Jovial – feeling triumphant, rejoicing.

Listlessness – feeling a lack of interest, enthusiasm or energy.

Loath – extreme dislike or hatred.

Love – strong regard or affection.

Melancholy – gloomy state of mind that persist. Feeling of extreme gloom or extreme depression.

Morbidness – abnormally gloomy or in an unhealthy state of mind.

Nervous – anxious , agitated, or alarmed.

Nostalgia – longing and wistful, or wistful affection for a period in the past.

Optimism – hopefulness and confidence about the future or success of something.

Outrage – extremely strong reaction of anger shock or indignation, feeling of righteous anger.

Panic – overwhelming feeling of fear and anxiety.

Paranoia – irrational and persistent feeling that people are out to get you.

Passion – feeling of intense enthusiasm towards or compelling desire for someone or something.

Perversity – deliberate desire to behave in an unreasonable or unexceptionable way.

Pessimism – feeling that things will turn out badly.

Pity – feeling sorrow and compassion caused by the suffering and misfortune of others.

Pride – feeling of deep pleasure or satisfaction derived from ones own achievements, the achievements of ones they are associated with, or qualities or possessions.

Rage – uncontrolled anger or violence.

Regret – feeling of sadness, remorse, or disappointment over an occurrence, something or something someone forgot to do.

Relaxation – feeling of tranquility, absence of tension .

Relief – feeling of refreshing tranquility and an absence of tension or worry.

Reluctance – unwillingness to do something.

Remorse – deep feeling of regret or guilt for a wrong committed.

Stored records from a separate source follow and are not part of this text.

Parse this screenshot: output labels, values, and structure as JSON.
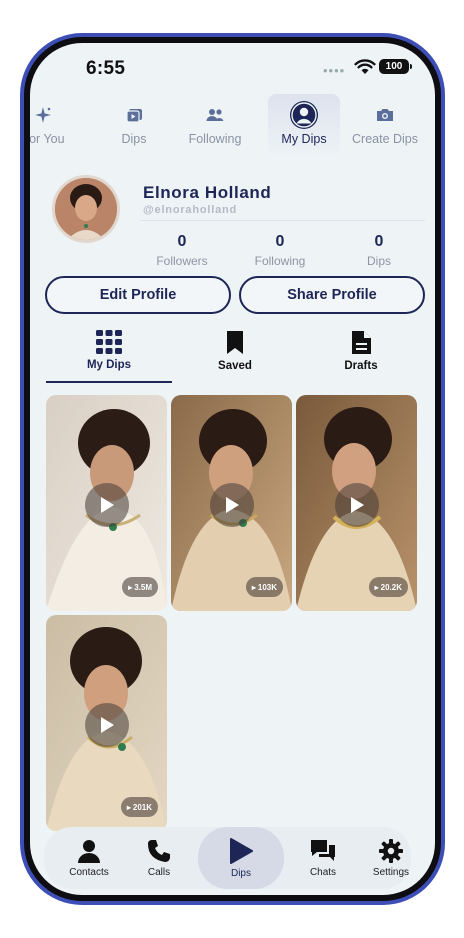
{
  "status": {
    "time": "6:55",
    "battery": "100"
  },
  "top_nav": [
    {
      "label": "For You",
      "icon": "sparkle-icon"
    },
    {
      "label": "Dips",
      "icon": "video-icon"
    },
    {
      "label": "Following",
      "icon": "people-icon"
    },
    {
      "label": "My Dips",
      "icon": "user-avatar-icon"
    },
    {
      "label": "Create Dips",
      "icon": "camera-icon"
    }
  ],
  "profile": {
    "name": "Elnora Holland",
    "handle": "@elnoraholland",
    "stats": [
      {
        "value": "0",
        "label": "Followers"
      },
      {
        "value": "0",
        "label": "Following"
      },
      {
        "value": "0",
        "label": "Dips"
      }
    ],
    "edit_label": "Edit Profile",
    "share_label": "Share Profile"
  },
  "content_tabs": [
    {
      "label": "My Dips",
      "icon": "grid-icon"
    },
    {
      "label": "Saved",
      "icon": "bookmark-icon"
    },
    {
      "label": "Drafts",
      "icon": "document-icon"
    }
  ],
  "videos": [
    {
      "views": "3.5M"
    },
    {
      "views": "103K"
    },
    {
      "views": "20.2K"
    },
    {
      "views": "201K"
    }
  ],
  "bottom_nav": [
    {
      "label": "Contacts",
      "icon": "person-icon"
    },
    {
      "label": "Calls",
      "icon": "phone-icon"
    },
    {
      "label": "Dips",
      "icon": "play-icon"
    },
    {
      "label": "Chats",
      "icon": "chat-icon"
    },
    {
      "label": "Settings",
      "icon": "gear-icon"
    }
  ],
  "colors": {
    "primary": "#1d2656",
    "background": "#eef3f6",
    "frame": "#3d4fb6"
  }
}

Reproach – feeling disapproved , disappointed , with disgrace or shame.

Resentment – feeling of deep and bitter anger and ill-will.

Satisfaction – contentment felt when one fulfills a desire need or expectation.

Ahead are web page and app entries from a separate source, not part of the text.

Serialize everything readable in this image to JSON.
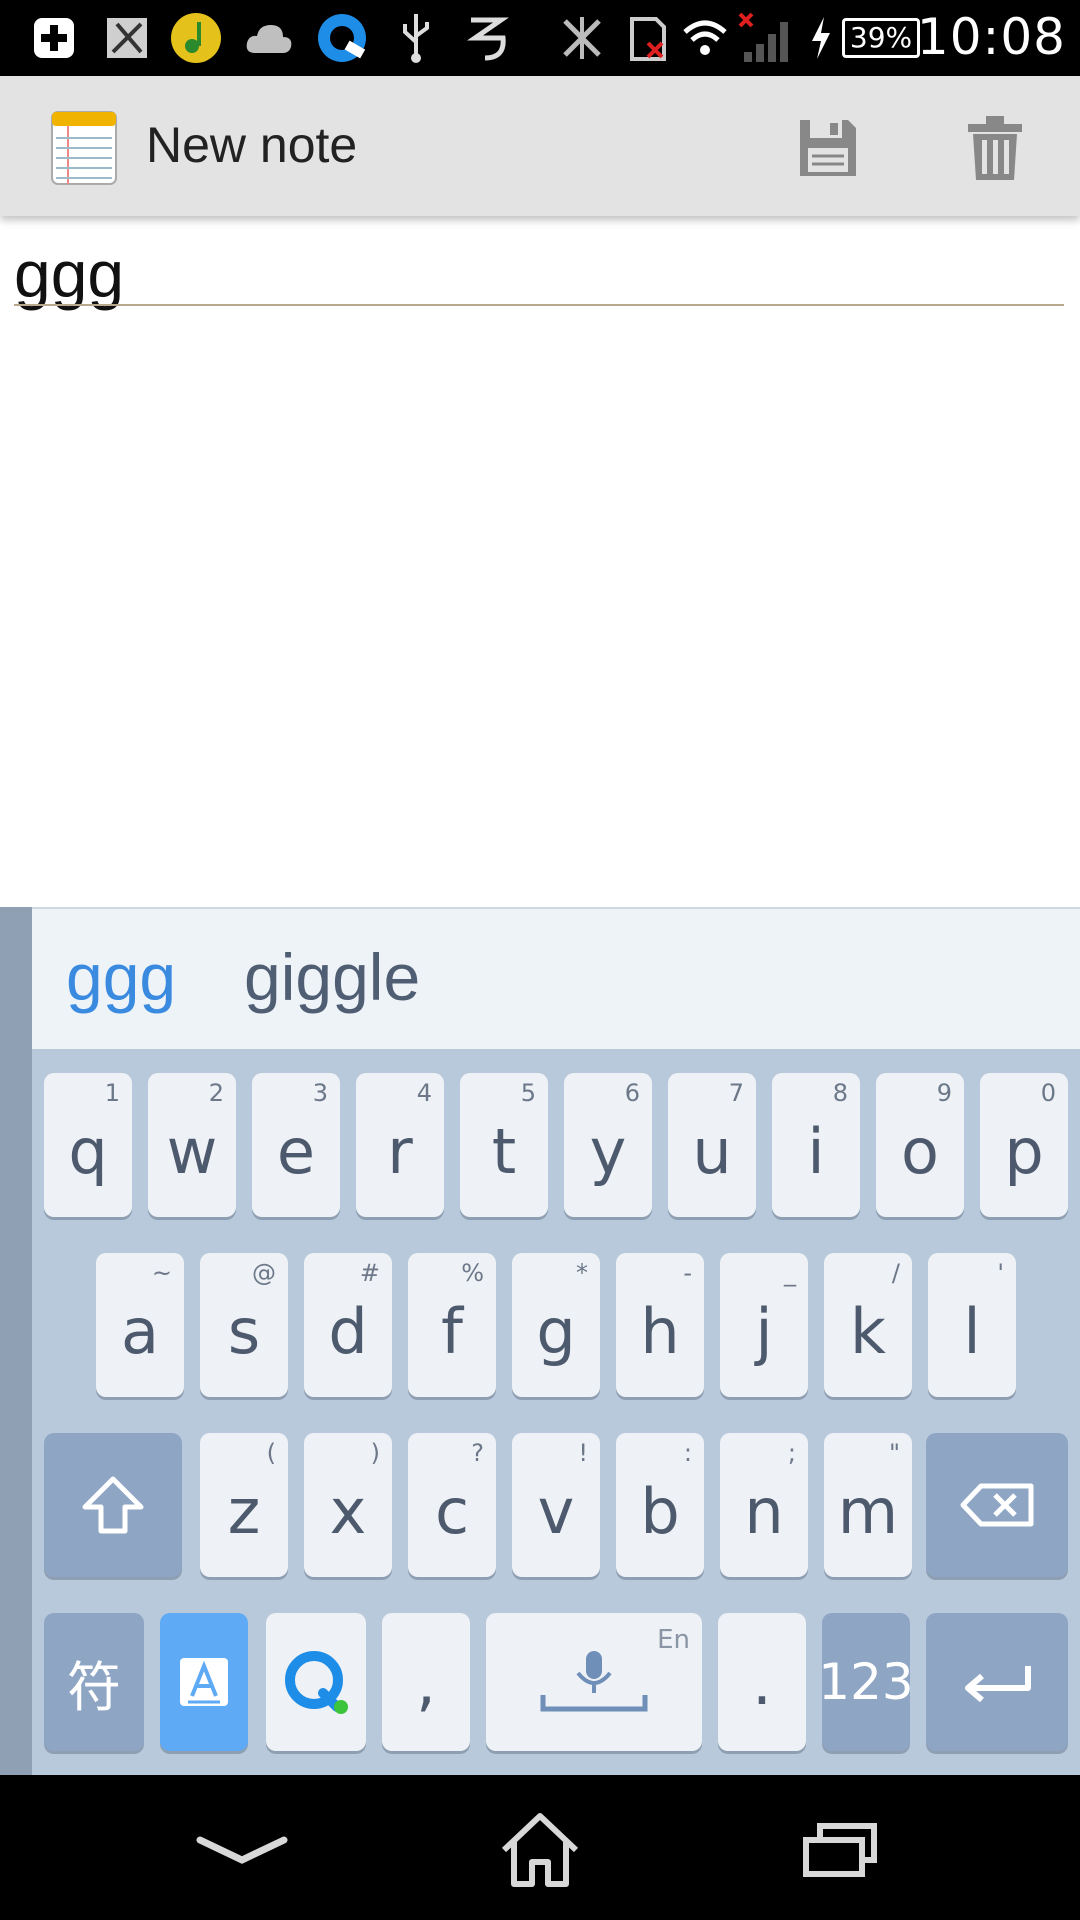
{
  "status_bar": {
    "time": "10:08",
    "battery": "39%",
    "icons": [
      "plus-box-icon",
      "clipboard-cut-icon",
      "music-app-icon",
      "cloud-icon",
      "browser-q-icon",
      "usb-icon",
      "swirl-app-icon",
      "bluetooth-off-icon",
      "sdcard-error-icon",
      "wifi-icon",
      "signal-no-sim-icon",
      "charging-icon"
    ]
  },
  "action_bar": {
    "title": "New note",
    "app_icon": "notepad-icon",
    "save_icon": "save-icon",
    "delete_icon": "trash-icon"
  },
  "note": {
    "text": "ggg"
  },
  "keyboard": {
    "suggestions": [
      "ggg",
      "giggle"
    ],
    "row1": [
      {
        "label": "q",
        "hint": "1"
      },
      {
        "label": "w",
        "hint": "2"
      },
      {
        "label": "e",
        "hint": "3"
      },
      {
        "label": "r",
        "hint": "4"
      },
      {
        "label": "t",
        "hint": "5"
      },
      {
        "label": "y",
        "hint": "6"
      },
      {
        "label": "u",
        "hint": "7"
      },
      {
        "label": "i",
        "hint": "8"
      },
      {
        "label": "o",
        "hint": "9"
      },
      {
        "label": "p",
        "hint": "0"
      }
    ],
    "row2": [
      {
        "label": "a",
        "hint": "~"
      },
      {
        "label": "s",
        "hint": "@"
      },
      {
        "label": "d",
        "hint": "#"
      },
      {
        "label": "f",
        "hint": "%"
      },
      {
        "label": "g",
        "hint": "*"
      },
      {
        "label": "h",
        "hint": "-"
      },
      {
        "label": "j",
        "hint": "_"
      },
      {
        "label": "k",
        "hint": "/"
      },
      {
        "label": "l",
        "hint": "'"
      }
    ],
    "row3": [
      {
        "label": "z",
        "hint": "("
      },
      {
        "label": "x",
        "hint": ")"
      },
      {
        "label": "c",
        "hint": "?"
      },
      {
        "label": "v",
        "hint": "!"
      },
      {
        "label": "b",
        "hint": ":"
      },
      {
        "label": "n",
        "hint": ";"
      },
      {
        "label": "m",
        "hint": "\""
      }
    ],
    "symbols_label": "符",
    "comma_label": ",",
    "space_hint": "En",
    "period_label": ".",
    "numbers_label": "123",
    "colors": {
      "accent": "#3a8be0",
      "key_bg": "#eef1f5",
      "dark_key_bg": "#8ea5c4",
      "keyboard_bg": "#b8c9dc",
      "highlight_key_bg": "#5faaf5"
    }
  },
  "nav_bar": {
    "icons": [
      "back-chevron-icon",
      "home-icon",
      "recents-icon"
    ]
  }
}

Self-pity – self absorbed unhappiness over ones own troubles.

Shame – feeling of distress and disbelief that you have when something bad happens.

Smug – excessive pride in oneself or ones achievements.

Spite – a desire to hurt , annoy, or offend someone, feeling a need to see others suffer.

Vengeful – feeling a malevolent desire for vengeance, viscous or hateful ill will.

Vulnerability – feeling exposed to the possibility to be attacked or harmed.

Yearning – a feeling of intense longing for something.